I’m excited to announce some tough topics in coming editions of Ethics.

The Chilean miner rescue has prompted numerous “Thank God”s to be proffered. Does crediting God minimize human effort? Do we credit God for results we dislike? More importantly, does God want the credit?

These questions will be addressed in Monday’s issue of Entertaining Ethics.

A cleaning-service van with a Christian banner prompted a disturbed reader to ask:

Should faith be used in advertising?

That’s a tough question. An active faith should be part of anything you undertake. But does it cheapen the message itself? Does it exploit faith in pursuit of the almighty dollar?

These questions will be answered in the October 25th edition of Entertaining Ethics.

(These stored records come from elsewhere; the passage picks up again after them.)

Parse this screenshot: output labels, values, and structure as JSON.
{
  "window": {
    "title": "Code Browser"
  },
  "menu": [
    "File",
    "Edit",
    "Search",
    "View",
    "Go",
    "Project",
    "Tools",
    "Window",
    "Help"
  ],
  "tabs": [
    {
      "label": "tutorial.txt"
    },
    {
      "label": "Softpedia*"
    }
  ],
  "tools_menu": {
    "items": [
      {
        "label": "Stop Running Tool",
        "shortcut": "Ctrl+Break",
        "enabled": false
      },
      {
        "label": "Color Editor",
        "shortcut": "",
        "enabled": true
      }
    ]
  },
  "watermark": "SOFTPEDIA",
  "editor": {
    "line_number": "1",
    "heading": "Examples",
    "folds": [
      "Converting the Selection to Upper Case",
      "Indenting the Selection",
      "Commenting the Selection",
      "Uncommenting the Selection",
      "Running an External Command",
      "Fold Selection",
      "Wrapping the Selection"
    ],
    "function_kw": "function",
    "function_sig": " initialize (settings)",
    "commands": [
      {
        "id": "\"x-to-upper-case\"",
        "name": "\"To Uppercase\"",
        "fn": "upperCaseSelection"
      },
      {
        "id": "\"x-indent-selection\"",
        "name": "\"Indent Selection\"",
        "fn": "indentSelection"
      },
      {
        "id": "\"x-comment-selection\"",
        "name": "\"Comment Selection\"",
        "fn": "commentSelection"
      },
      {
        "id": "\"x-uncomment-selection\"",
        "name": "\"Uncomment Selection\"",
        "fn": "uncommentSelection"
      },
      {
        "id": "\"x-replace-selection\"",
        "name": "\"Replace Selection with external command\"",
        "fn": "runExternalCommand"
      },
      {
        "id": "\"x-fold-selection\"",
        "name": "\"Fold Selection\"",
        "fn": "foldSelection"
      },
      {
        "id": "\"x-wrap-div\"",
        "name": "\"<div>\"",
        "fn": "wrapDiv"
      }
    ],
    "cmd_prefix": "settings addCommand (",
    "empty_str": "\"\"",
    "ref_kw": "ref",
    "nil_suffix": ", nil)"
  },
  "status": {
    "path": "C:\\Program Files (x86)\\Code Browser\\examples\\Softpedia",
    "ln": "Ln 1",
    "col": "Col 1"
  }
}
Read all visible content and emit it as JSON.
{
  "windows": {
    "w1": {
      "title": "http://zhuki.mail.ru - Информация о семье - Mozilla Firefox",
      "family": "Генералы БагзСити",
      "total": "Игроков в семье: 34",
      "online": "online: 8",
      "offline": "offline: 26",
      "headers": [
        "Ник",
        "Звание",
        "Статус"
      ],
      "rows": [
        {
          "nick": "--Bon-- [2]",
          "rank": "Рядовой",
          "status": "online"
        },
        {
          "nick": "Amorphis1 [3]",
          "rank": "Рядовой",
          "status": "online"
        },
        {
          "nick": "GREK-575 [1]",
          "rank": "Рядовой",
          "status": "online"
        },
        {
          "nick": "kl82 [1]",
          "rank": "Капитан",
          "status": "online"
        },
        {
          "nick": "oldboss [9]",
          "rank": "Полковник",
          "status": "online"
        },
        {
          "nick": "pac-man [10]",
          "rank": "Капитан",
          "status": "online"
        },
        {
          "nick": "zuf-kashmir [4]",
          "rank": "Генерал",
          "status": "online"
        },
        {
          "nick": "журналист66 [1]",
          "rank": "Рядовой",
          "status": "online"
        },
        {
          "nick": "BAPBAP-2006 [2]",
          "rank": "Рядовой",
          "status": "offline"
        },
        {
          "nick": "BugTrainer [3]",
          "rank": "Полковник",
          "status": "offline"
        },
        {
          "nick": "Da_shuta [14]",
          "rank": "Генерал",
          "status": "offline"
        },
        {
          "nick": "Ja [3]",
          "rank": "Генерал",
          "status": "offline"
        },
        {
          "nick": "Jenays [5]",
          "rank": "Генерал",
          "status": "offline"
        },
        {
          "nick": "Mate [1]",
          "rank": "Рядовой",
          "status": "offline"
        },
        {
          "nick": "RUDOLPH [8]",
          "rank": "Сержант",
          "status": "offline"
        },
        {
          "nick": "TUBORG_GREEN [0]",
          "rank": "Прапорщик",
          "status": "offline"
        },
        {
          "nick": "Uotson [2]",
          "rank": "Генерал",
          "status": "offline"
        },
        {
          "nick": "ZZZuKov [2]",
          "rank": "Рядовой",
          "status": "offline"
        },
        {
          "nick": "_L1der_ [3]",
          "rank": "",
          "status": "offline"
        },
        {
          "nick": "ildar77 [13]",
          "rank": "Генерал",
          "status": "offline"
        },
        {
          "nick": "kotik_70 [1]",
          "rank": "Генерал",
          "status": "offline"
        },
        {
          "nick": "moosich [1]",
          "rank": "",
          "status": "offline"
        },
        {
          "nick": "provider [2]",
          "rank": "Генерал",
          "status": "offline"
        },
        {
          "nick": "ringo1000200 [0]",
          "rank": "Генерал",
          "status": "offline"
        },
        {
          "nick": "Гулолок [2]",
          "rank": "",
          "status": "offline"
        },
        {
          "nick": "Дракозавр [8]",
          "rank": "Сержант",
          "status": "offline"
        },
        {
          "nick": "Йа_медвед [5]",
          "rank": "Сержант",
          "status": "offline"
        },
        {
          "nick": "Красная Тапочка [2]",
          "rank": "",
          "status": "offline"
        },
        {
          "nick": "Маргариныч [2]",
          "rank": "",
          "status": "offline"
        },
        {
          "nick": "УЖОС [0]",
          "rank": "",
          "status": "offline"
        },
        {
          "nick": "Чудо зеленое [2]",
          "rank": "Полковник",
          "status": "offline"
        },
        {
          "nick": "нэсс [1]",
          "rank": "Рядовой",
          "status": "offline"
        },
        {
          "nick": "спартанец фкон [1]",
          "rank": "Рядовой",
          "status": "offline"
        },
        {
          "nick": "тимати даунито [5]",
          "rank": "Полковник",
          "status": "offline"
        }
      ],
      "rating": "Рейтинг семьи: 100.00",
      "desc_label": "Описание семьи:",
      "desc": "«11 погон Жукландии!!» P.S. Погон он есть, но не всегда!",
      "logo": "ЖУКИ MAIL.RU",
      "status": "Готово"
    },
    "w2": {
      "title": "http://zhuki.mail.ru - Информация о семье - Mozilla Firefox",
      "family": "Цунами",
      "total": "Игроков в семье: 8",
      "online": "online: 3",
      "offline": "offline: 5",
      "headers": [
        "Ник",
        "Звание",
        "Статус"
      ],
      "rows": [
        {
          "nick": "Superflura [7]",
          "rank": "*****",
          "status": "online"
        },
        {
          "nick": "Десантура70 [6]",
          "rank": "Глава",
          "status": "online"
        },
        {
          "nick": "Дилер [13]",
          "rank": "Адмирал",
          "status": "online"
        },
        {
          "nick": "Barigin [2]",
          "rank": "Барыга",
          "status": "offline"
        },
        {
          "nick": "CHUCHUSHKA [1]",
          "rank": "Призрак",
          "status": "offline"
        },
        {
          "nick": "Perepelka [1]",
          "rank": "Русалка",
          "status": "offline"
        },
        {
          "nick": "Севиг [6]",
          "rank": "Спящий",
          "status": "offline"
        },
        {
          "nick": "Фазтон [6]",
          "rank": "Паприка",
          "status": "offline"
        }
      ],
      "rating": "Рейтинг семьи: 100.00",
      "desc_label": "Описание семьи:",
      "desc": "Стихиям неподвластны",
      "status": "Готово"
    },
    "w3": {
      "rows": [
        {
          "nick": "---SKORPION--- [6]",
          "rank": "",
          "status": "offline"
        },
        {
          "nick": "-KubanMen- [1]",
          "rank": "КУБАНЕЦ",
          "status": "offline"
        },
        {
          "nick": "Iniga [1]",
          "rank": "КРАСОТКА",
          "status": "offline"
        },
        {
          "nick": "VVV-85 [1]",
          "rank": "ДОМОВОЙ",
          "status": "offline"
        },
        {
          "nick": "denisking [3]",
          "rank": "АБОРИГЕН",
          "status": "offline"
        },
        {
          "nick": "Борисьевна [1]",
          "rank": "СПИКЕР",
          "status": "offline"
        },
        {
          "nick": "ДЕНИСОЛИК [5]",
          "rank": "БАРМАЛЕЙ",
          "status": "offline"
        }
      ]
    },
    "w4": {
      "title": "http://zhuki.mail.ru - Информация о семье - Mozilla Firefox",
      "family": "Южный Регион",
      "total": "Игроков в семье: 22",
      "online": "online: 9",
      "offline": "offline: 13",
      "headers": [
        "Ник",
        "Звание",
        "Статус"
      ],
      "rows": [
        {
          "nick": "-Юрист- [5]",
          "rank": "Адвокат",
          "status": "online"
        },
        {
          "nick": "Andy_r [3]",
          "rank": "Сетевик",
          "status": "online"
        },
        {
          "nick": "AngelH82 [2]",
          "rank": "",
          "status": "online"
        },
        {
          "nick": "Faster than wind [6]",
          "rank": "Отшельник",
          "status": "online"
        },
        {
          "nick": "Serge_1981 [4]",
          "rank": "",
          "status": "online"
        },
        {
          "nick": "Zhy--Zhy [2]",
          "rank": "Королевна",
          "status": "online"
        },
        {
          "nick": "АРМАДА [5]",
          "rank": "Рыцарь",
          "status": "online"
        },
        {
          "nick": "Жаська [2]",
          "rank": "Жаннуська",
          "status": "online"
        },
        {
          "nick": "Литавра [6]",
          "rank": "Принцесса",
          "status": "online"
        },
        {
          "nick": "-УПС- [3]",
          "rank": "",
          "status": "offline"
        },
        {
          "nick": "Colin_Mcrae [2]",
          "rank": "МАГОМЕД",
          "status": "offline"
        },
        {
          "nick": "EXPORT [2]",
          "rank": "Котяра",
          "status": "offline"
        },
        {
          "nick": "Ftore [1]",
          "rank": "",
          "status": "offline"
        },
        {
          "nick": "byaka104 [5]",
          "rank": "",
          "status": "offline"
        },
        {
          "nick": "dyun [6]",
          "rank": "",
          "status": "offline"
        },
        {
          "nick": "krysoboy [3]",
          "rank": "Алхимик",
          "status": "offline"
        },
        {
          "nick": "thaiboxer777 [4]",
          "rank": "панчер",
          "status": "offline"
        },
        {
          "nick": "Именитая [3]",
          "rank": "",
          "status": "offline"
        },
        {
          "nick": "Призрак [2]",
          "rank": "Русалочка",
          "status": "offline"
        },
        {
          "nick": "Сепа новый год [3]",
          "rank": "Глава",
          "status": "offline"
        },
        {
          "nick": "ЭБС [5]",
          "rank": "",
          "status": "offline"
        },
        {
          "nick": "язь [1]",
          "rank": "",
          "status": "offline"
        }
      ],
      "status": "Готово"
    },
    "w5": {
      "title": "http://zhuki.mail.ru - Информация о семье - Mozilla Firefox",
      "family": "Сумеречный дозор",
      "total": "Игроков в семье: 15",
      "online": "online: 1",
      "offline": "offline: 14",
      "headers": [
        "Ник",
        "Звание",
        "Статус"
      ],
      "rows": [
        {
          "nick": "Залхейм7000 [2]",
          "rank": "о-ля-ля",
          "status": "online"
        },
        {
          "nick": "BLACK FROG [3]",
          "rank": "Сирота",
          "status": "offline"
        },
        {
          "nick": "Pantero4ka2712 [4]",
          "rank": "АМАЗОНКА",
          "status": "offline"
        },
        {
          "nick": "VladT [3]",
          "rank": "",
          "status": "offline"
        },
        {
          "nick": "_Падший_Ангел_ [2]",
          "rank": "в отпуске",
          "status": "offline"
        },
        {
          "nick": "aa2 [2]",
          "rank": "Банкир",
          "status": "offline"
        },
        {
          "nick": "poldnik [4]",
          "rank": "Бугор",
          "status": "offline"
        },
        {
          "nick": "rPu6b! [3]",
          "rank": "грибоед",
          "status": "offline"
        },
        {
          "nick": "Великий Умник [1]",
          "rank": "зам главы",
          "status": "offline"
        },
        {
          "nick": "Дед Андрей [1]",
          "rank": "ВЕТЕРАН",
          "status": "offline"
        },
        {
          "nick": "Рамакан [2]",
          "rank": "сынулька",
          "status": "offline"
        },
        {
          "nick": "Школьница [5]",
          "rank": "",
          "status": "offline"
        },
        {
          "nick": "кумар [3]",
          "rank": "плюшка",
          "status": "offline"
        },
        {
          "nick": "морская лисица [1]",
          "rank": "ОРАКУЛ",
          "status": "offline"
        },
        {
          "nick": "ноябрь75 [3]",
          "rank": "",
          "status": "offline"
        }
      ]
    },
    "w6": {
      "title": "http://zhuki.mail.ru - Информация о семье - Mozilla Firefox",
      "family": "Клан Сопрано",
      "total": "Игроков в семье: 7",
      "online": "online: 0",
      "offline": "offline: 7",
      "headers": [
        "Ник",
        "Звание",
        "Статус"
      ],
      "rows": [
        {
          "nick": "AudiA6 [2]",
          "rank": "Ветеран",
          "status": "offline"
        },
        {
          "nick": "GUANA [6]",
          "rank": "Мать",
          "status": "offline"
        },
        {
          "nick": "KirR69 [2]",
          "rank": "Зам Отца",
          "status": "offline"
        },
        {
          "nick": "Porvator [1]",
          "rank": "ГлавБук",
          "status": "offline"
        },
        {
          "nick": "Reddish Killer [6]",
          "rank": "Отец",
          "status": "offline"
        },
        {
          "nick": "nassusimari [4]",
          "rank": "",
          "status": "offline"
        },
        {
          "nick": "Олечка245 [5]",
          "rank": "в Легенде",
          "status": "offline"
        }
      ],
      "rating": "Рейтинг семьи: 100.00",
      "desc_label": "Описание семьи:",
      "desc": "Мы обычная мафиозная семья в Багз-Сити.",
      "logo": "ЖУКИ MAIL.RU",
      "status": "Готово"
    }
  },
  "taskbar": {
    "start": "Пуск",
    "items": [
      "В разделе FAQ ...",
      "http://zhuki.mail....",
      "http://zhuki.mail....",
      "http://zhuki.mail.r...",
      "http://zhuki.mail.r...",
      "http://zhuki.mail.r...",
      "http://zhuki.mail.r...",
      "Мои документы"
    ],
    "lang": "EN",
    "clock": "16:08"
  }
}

Tomorrow’s edition of Research Required will explore how to get into the mind of a soldier, as well as building a world in which the murder of an infant would not immediately be viewed as a war crime (which it is in the real world).

Ethical dilemma is a superb way to explore tension in fiction. But these are important questions to answer in reality too.